A capping trial is performed when you are considering decannulating (removing) a patient’s tracheostomy tube. It is often the final step before someone is able to breathe completely on their own again. It is a test of whether the patient can control secretions and feel comfortable breathing “normally.”
Who can undergo a capping trial?
- Anyone who has been successfully weaned from the vent for a good amount of time
- At most, they should be on 40% O2
- Secretions are not excessive
- Patients’ cuffs must be deflated (an inflated cuff will not allow ANY passage of air)
How does the capping trial work?

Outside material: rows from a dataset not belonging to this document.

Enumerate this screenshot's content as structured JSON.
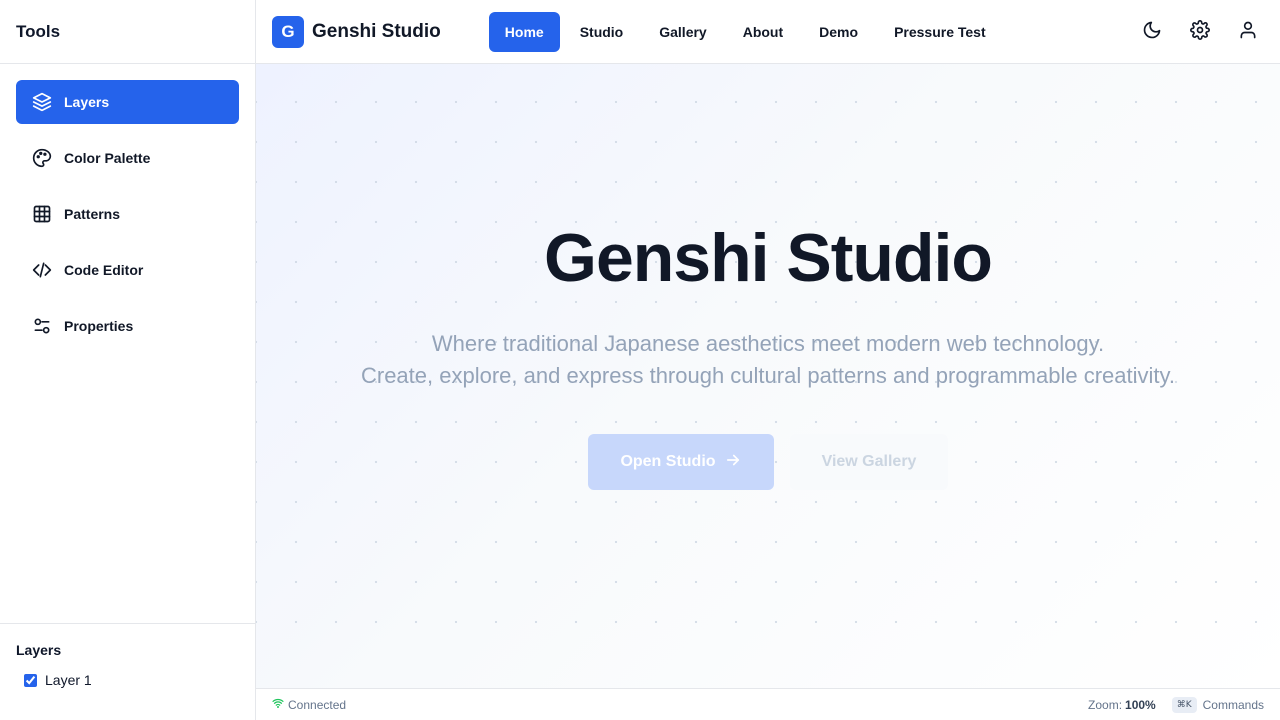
{
  "sidebar": {
    "title": "Tools",
    "items": [
      {
        "label": "Layers",
        "icon": "layers-icon",
        "active": true
      },
      {
        "label": "Color Palette",
        "icon": "palette-icon"
      },
      {
        "label": "Patterns",
        "icon": "grid-icon"
      },
      {
        "label": "Code Editor",
        "icon": "code-icon"
      },
      {
        "label": "Properties",
        "icon": "sliders-icon"
      }
    ],
    "layers_panel": {
      "title": "Layers",
      "items": [
        {
          "label": "Layer 1",
          "checked": true
        }
      ]
    }
  },
  "header": {
    "logo_letter": "G",
    "app_name": "Genshi Studio",
    "nav": [
      "Home",
      "Studio",
      "Gallery",
      "About",
      "Demo",
      "Pressure Test"
    ],
    "active_nav": "Home",
    "icons": [
      "moon-icon",
      "gear-icon",
      "user-icon"
    ]
  },
  "hero": {
    "title": "Genshi Studio",
    "subtitle_line1": "Where traditional Japanese aesthetics meet modern web technology.",
    "subtitle_line2": "Create, explore, and express through cultural patterns and programmable creativity.",
    "primary_button": "Open Studio",
    "secondary_button": "View Gallery"
  },
  "status": {
    "connection": "Connected",
    "zoom_label": "Zoom:",
    "zoom_value": "100%",
    "shortcut": "⌘K",
    "commands": "Commands"
  },
  "colors": {
    "accent": "#2563eb",
    "connected": "#22c55e"
  }
}
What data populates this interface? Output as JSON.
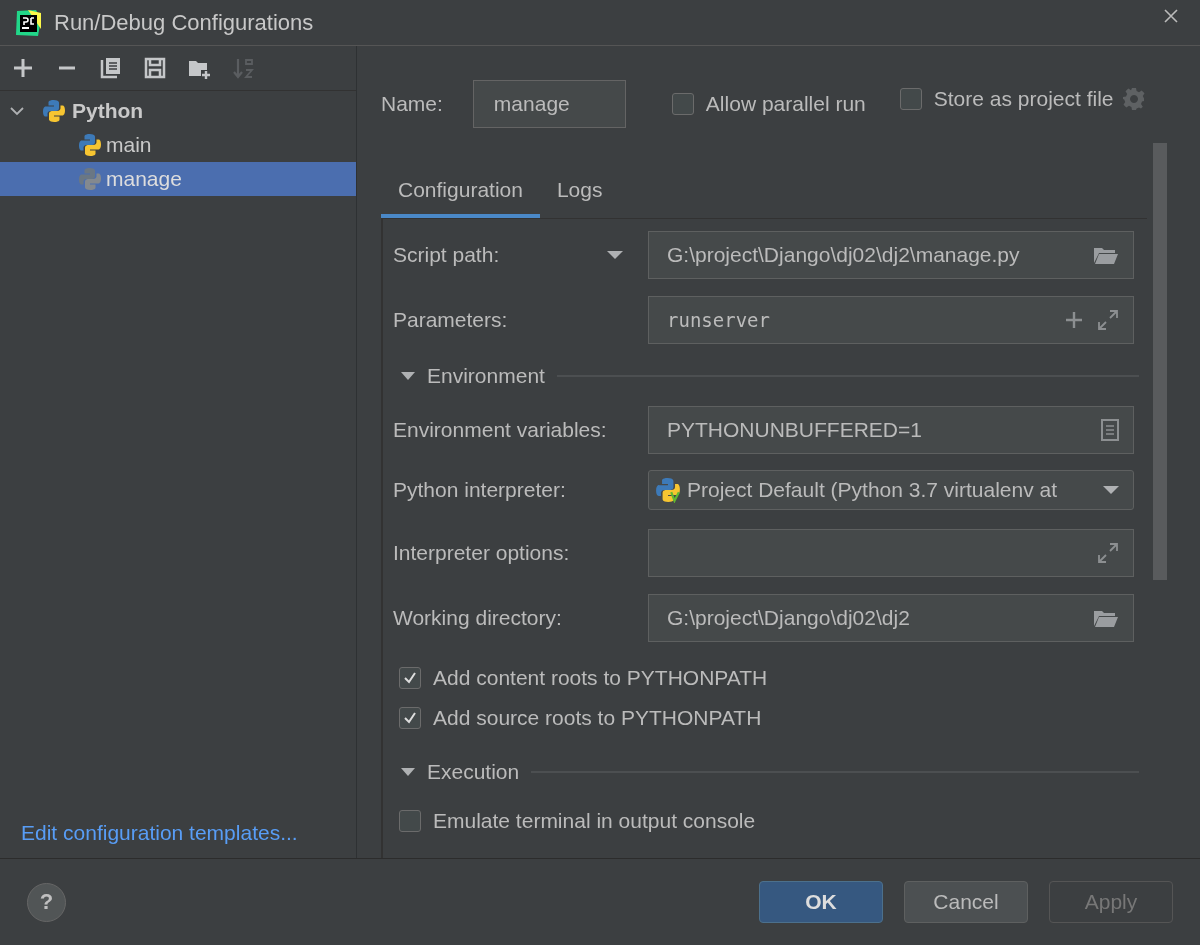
{
  "window": {
    "title": "Run/Debug Configurations"
  },
  "toolbar": [
    {
      "kind": "add",
      "disabled": false
    },
    {
      "kind": "remove",
      "disabled": false
    },
    {
      "kind": "copy",
      "disabled": false
    },
    {
      "kind": "save",
      "disabled": false
    },
    {
      "kind": "new-folder",
      "disabled": false
    },
    {
      "kind": "sort",
      "disabled": true
    }
  ],
  "tree": [
    {
      "label": "Python",
      "expanded": true,
      "selected": false,
      "temporary": false,
      "children": [
        {
          "label": "main",
          "selected": false,
          "temporary": false
        },
        {
          "label": "manage",
          "selected": true,
          "temporary": true
        }
      ]
    }
  ],
  "templates_link": "Edit configuration templates...",
  "name_field": {
    "label": "Name:",
    "value": "manage"
  },
  "options": [
    {
      "label": "Allow parallel run",
      "checked": false,
      "settings": false
    },
    {
      "label": "Store as project file",
      "checked": false,
      "settings": true
    }
  ],
  "tabs": [
    {
      "label": "Configuration",
      "selected": true
    },
    {
      "label": "Logs",
      "selected": false
    }
  ],
  "form": [
    {
      "kind": "path",
      "label": "Script path:",
      "value": "G:\\project\\Django\\dj02\\dj2\\manage.py",
      "dropdown": true
    },
    {
      "kind": "params",
      "label": "Parameters:",
      "value": "runserver"
    },
    {
      "kind": "section",
      "label": "Environment",
      "expanded": true
    },
    {
      "kind": "env",
      "label": "Environment variables:",
      "value": "PYTHONUNBUFFERED=1"
    },
    {
      "kind": "interpreter",
      "label": "Python interpreter:",
      "value": "Project Default (Python 3.7 virtualenv at"
    },
    {
      "kind": "options",
      "label": "Interpreter options:"
    },
    {
      "kind": "path",
      "label": "Working directory:",
      "value": "G:\\project\\Django\\dj02\\dj2",
      "dropdown": false
    },
    {
      "kind": "checkbox",
      "label": "Add content roots to PYTHONPATH",
      "checked": true
    },
    {
      "kind": "checkbox",
      "label": "Add source roots to PYTHONPATH",
      "checked": true
    },
    {
      "kind": "section",
      "label": "Execution",
      "expanded": true
    },
    {
      "kind": "checkbox",
      "label": "Emulate terminal in output console",
      "checked": false
    }
  ],
  "help": "?",
  "buttons": [
    {
      "label": "OK",
      "kind": "default",
      "disabled": false
    },
    {
      "label": "Cancel",
      "kind": "normal",
      "disabled": false
    },
    {
      "label": "Apply",
      "kind": "normal",
      "disabled": true
    }
  ]
}
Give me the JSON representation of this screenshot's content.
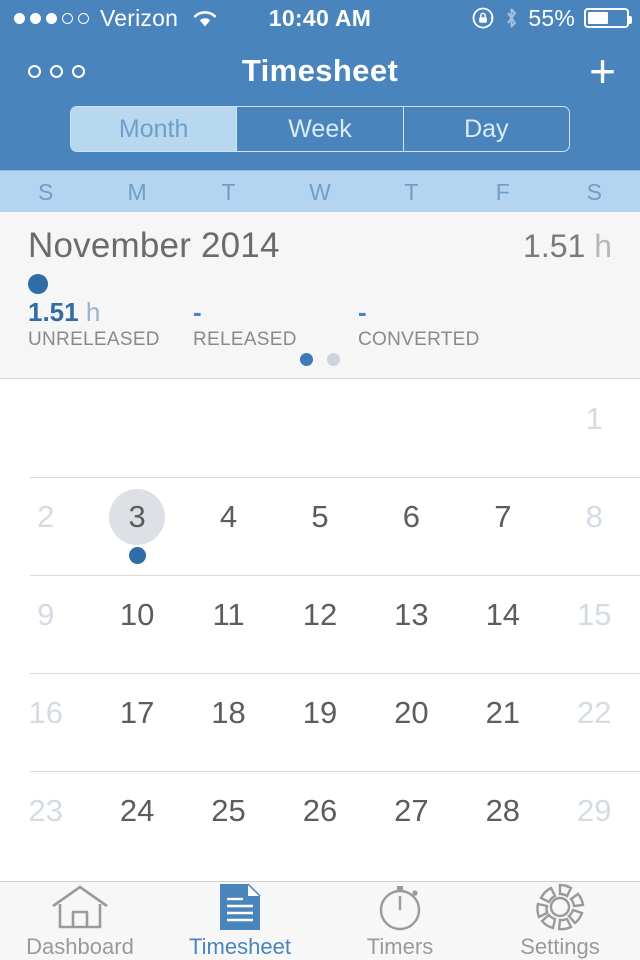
{
  "status_bar": {
    "carrier": "Verizon",
    "signal_dots_filled": 3,
    "signal_dots_total": 5,
    "time": "10:40 AM",
    "battery_percent": "55%",
    "battery_level": 55,
    "icons": [
      "wifi-icon",
      "rotation-lock-icon",
      "bluetooth-icon",
      "battery-icon"
    ]
  },
  "nav_bar": {
    "title": "Timesheet",
    "menu_icon": "three-circles-menu-icon",
    "add_icon": "plus-icon"
  },
  "segmented_control": {
    "options": [
      {
        "label": "Month",
        "selected": true
      },
      {
        "label": "Week",
        "selected": false
      },
      {
        "label": "Day",
        "selected": false
      }
    ]
  },
  "weekday_header": [
    "S",
    "M",
    "T",
    "W",
    "T",
    "F",
    "S"
  ],
  "summary": {
    "month_title": "November 2014",
    "total_value": "1.51",
    "total_unit": "h",
    "legend_dot_color": "#2f6ca8",
    "stats": [
      {
        "value": "1.51",
        "unit": "h",
        "label": "UNRELEASED"
      },
      {
        "value": "-",
        "unit": "",
        "label": "RELEASED"
      },
      {
        "value": "-",
        "unit": "",
        "label": "CONVERTED"
      }
    ],
    "page_indicator": {
      "total": 2,
      "active_index": 0
    }
  },
  "calendar": {
    "rows": [
      [
        {
          "day": "",
          "dim": true,
          "selected": false,
          "event": false
        },
        {
          "day": "",
          "dim": true,
          "selected": false,
          "event": false
        },
        {
          "day": "",
          "dim": true,
          "selected": false,
          "event": false
        },
        {
          "day": "",
          "dim": true,
          "selected": false,
          "event": false
        },
        {
          "day": "",
          "dim": true,
          "selected": false,
          "event": false
        },
        {
          "day": "",
          "dim": true,
          "selected": false,
          "event": false
        },
        {
          "day": "1",
          "dim": true,
          "selected": false,
          "event": false
        }
      ],
      [
        {
          "day": "2",
          "dim": true,
          "selected": false,
          "event": false
        },
        {
          "day": "3",
          "dim": false,
          "selected": true,
          "event": true
        },
        {
          "day": "4",
          "dim": false,
          "selected": false,
          "event": false
        },
        {
          "day": "5",
          "dim": false,
          "selected": false,
          "event": false
        },
        {
          "day": "6",
          "dim": false,
          "selected": false,
          "event": false
        },
        {
          "day": "7",
          "dim": false,
          "selected": false,
          "event": false
        },
        {
          "day": "8",
          "dim": true,
          "selected": false,
          "event": false
        }
      ],
      [
        {
          "day": "9",
          "dim": true,
          "selected": false,
          "event": false
        },
        {
          "day": "10",
          "dim": false,
          "selected": false,
          "event": false
        },
        {
          "day": "11",
          "dim": false,
          "selected": false,
          "event": false
        },
        {
          "day": "12",
          "dim": false,
          "selected": false,
          "event": false
        },
        {
          "day": "13",
          "dim": false,
          "selected": false,
          "event": false
        },
        {
          "day": "14",
          "dim": false,
          "selected": false,
          "event": false
        },
        {
          "day": "15",
          "dim": true,
          "selected": false,
          "event": false
        }
      ],
      [
        {
          "day": "16",
          "dim": true,
          "selected": false,
          "event": false
        },
        {
          "day": "17",
          "dim": false,
          "selected": false,
          "event": false
        },
        {
          "day": "18",
          "dim": false,
          "selected": false,
          "event": false
        },
        {
          "day": "19",
          "dim": false,
          "selected": false,
          "event": false
        },
        {
          "day": "20",
          "dim": false,
          "selected": false,
          "event": false
        },
        {
          "day": "21",
          "dim": false,
          "selected": false,
          "event": false
        },
        {
          "day": "22",
          "dim": true,
          "selected": false,
          "event": false
        }
      ],
      [
        {
          "day": "23",
          "dim": true,
          "selected": false,
          "event": false
        },
        {
          "day": "24",
          "dim": false,
          "selected": false,
          "event": false
        },
        {
          "day": "25",
          "dim": false,
          "selected": false,
          "event": false
        },
        {
          "day": "26",
          "dim": false,
          "selected": false,
          "event": false
        },
        {
          "day": "27",
          "dim": false,
          "selected": false,
          "event": false
        },
        {
          "day": "28",
          "dim": false,
          "selected": false,
          "event": false
        },
        {
          "day": "29",
          "dim": true,
          "selected": false,
          "event": false
        }
      ]
    ]
  },
  "tab_bar": {
    "tabs": [
      {
        "label": "Dashboard",
        "icon": "home-icon",
        "active": false
      },
      {
        "label": "Timesheet",
        "icon": "document-icon",
        "active": true
      },
      {
        "label": "Timers",
        "icon": "stopwatch-icon",
        "active": false
      },
      {
        "label": "Settings",
        "icon": "gear-icon",
        "active": false
      }
    ]
  },
  "colors": {
    "brand_blue": "#4a84bd",
    "accent_blue": "#2f6ca8",
    "header_light_blue": "#b4d4ef",
    "selected_segment": "#b8d8f0",
    "selected_day_circle": "#dde1e6",
    "summary_bg": "#f6f6f6",
    "tabbar_bg": "#f7f7f7"
  }
}
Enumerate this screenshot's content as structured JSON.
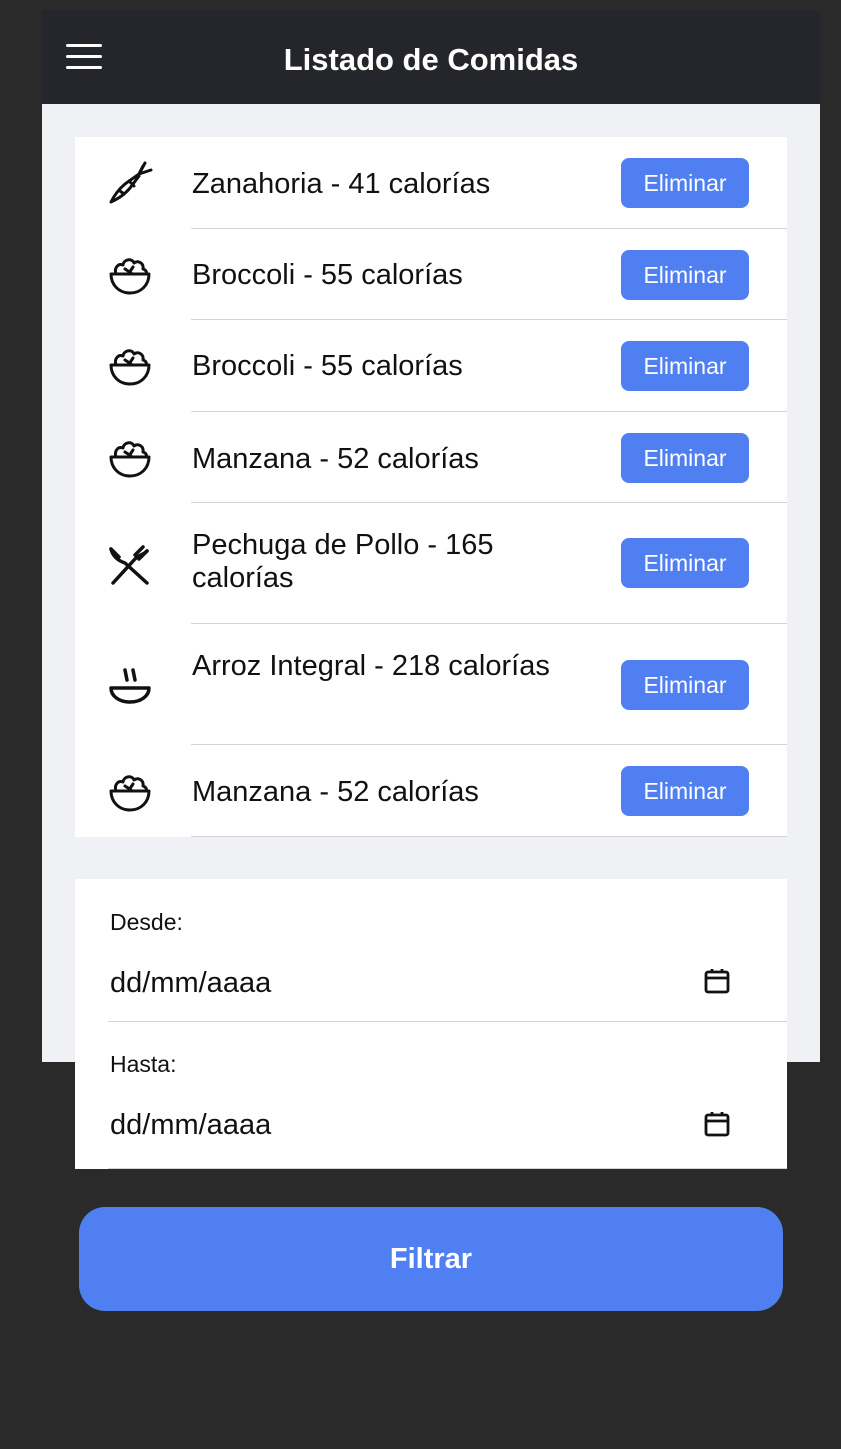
{
  "header": {
    "title": "Listado de Comidas",
    "menu_icon": "hamburger-menu-icon"
  },
  "foods": [
    {
      "text": "Zanahoria - 41 calorías",
      "icon": "carrot-icon",
      "button": "Eliminar"
    },
    {
      "text": "Broccoli - 55 calorías",
      "icon": "salad-bowl-icon",
      "button": "Eliminar"
    },
    {
      "text": "Broccoli - 55 calorías",
      "icon": "salad-bowl-icon",
      "button": "Eliminar"
    },
    {
      "text": "Manzana - 52 calorías",
      "icon": "salad-bowl-icon",
      "button": "Eliminar"
    },
    {
      "text": "Pechuga de Pollo - 165 calorías",
      "icon": "fork-knife-icon",
      "button": "Eliminar"
    },
    {
      "text": "Arroz Integral - 218 calorías",
      "icon": "steaming-bowl-icon",
      "button": "Eliminar"
    },
    {
      "text": "Manzana - 52 calorías",
      "icon": "salad-bowl-icon",
      "button": "Eliminar"
    }
  ],
  "filters": {
    "from_label": "Desde:",
    "from_value": "dd/mm/aaaa",
    "to_label": "Hasta:",
    "to_value": "dd/mm/aaaa",
    "calendar_icon": "calendar-icon"
  },
  "filter_button": "Filtrar",
  "colors": {
    "header_bg": "#24262b",
    "accent": "#4f7ff1",
    "page_bg": "#f0f1f5",
    "frame_bg": "#2a2a2a"
  }
}
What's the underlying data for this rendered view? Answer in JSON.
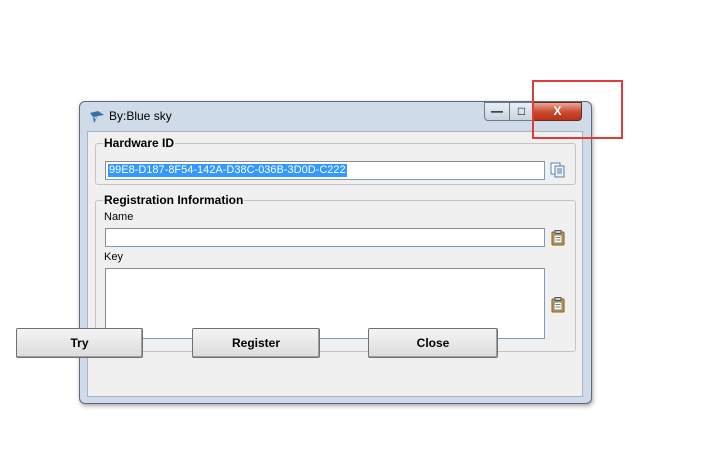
{
  "window": {
    "title": "By:Blue sky"
  },
  "controls": {
    "minimize_glyph": "—",
    "maximize_glyph": "□",
    "close_glyph": "X"
  },
  "hardware": {
    "group_title": "Hardware ID",
    "value": "99E8-D187-8F54-142A-D38C-036B-3D0D-C222",
    "copy_icon": "copy-icon"
  },
  "registration": {
    "group_title": "Registration Information",
    "name_label": "Name",
    "name_value": "",
    "key_label": "Key",
    "key_value": "",
    "paste_icon": "paste-icon"
  },
  "buttons": {
    "try": "Try",
    "register": "Register",
    "close": "Close"
  },
  "colors": {
    "selection": "#3399ff",
    "annotation_box": "#e03a3a",
    "close_button": "#c9472b"
  }
}
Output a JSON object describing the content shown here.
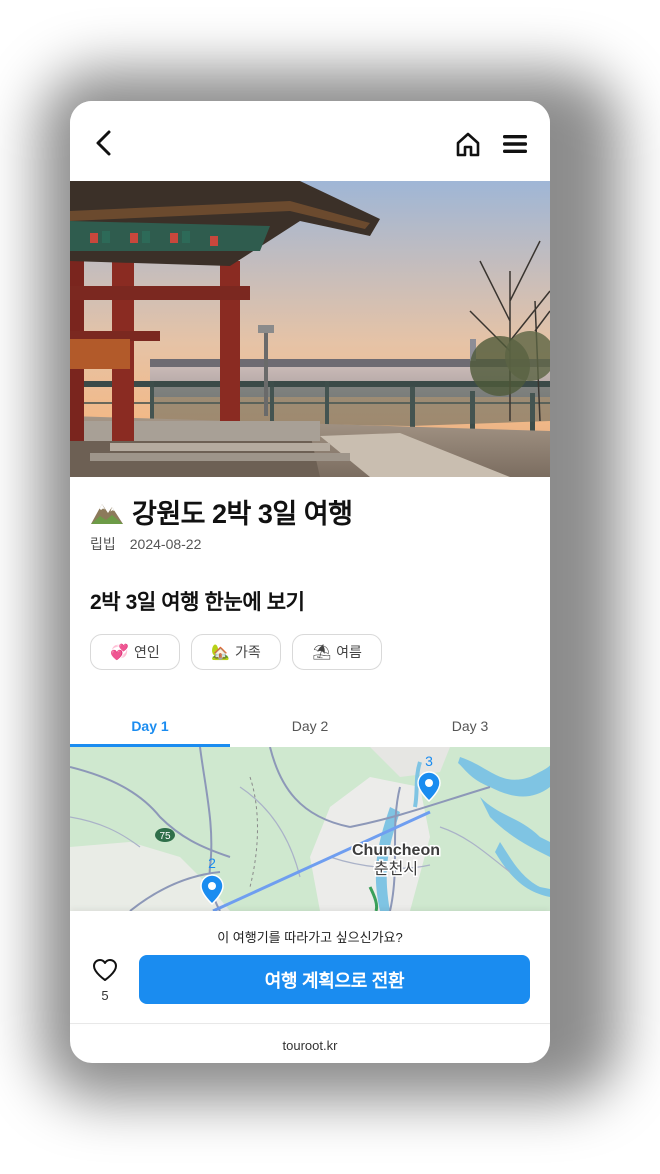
{
  "header": {
    "back_icon": "chevron-left-icon",
    "home_icon": "home-icon",
    "menu_icon": "hamburger-menu-icon"
  },
  "trip": {
    "title": "강원도 2박 3일 여행",
    "title_icon": "mountain-icon",
    "author": "립빕",
    "date": "2024-08-22"
  },
  "overview": {
    "title": "2박 3일 여행 한눈에 보기"
  },
  "tags": [
    {
      "emoji": "💞",
      "label": "연인"
    },
    {
      "emoji": "🏡",
      "label": "가족"
    },
    {
      "emoji": "⛱",
      "label": "여름"
    }
  ],
  "tabs": [
    {
      "label": "Day 1",
      "active": true
    },
    {
      "label": "Day 2",
      "active": false
    },
    {
      "label": "Day 3",
      "active": false
    }
  ],
  "map": {
    "city_en": "Chuncheon",
    "city_ko": "춘천시",
    "road_number": "75",
    "markers": [
      {
        "label": "2"
      },
      {
        "label": "3"
      }
    ]
  },
  "cta": {
    "question": "이 여행기를 따라가고 싶으신가요?",
    "button_label": "여행 계획으로 전환",
    "like_count": "5"
  },
  "footer": {
    "site": "touroot.kr"
  },
  "colors": {
    "accent": "#1a8cf0",
    "route": "#6f9ef0"
  }
}
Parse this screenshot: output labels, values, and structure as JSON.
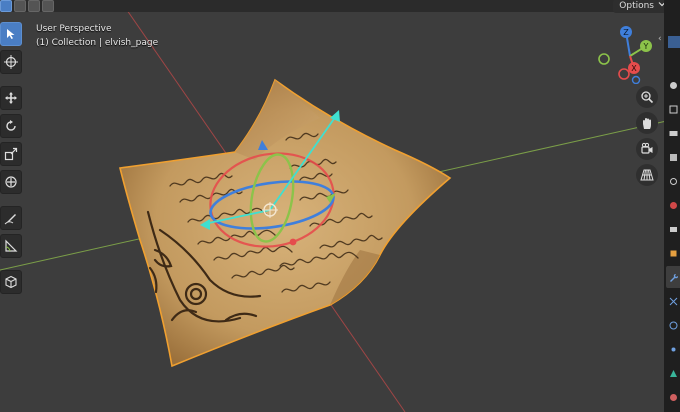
{
  "viewport": {
    "view_name": "User Perspective",
    "collection_line": "(1) Collection | elvish_page"
  },
  "header": {
    "options_label": "Options",
    "options_icon": "chevron-down-icon"
  },
  "toolbar": {
    "tools": [
      "select-cursor-icon",
      "cursor-target-icon",
      "move-icon",
      "rotate-icon",
      "scale-icon",
      "transform-icon",
      "annotate-icon",
      "measure-icon",
      "add-cube-icon"
    ],
    "active_tool": "select-cursor-icon"
  },
  "navigation": {
    "gizmo_axes": [
      "Z",
      "Y",
      "X"
    ],
    "buttons": [
      "zoom-icon",
      "hand-pan-icon",
      "camera-icon",
      "grid-perspective-icon"
    ]
  },
  "colors": {
    "accent": "#4a7ec4",
    "axis_x": "#e54c4c",
    "axis_y": "#8cc34a",
    "axis_z": "#3f7fdc",
    "selection_outline": "#f0a030",
    "gizmo_cyan": "#3fe0d0"
  }
}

There is no standardized protocol. Like many aspects related to vent management, this varies by institution. This was a QI study at Hopkins on the creation and implementation of a capping trial protocol. There were two different options:
- Cap x24 hours and decannulate if successful (2 days)
- Cap x12 hours, rest, cap x24 hours, then decannulate if successful (3 days)
Patients should be monitored for signs of respiratory distress during the capping trial.
This trach weaning form created by St. George’s Hospitals gives you a sense of how to think about the final steps towards decannulating a trach: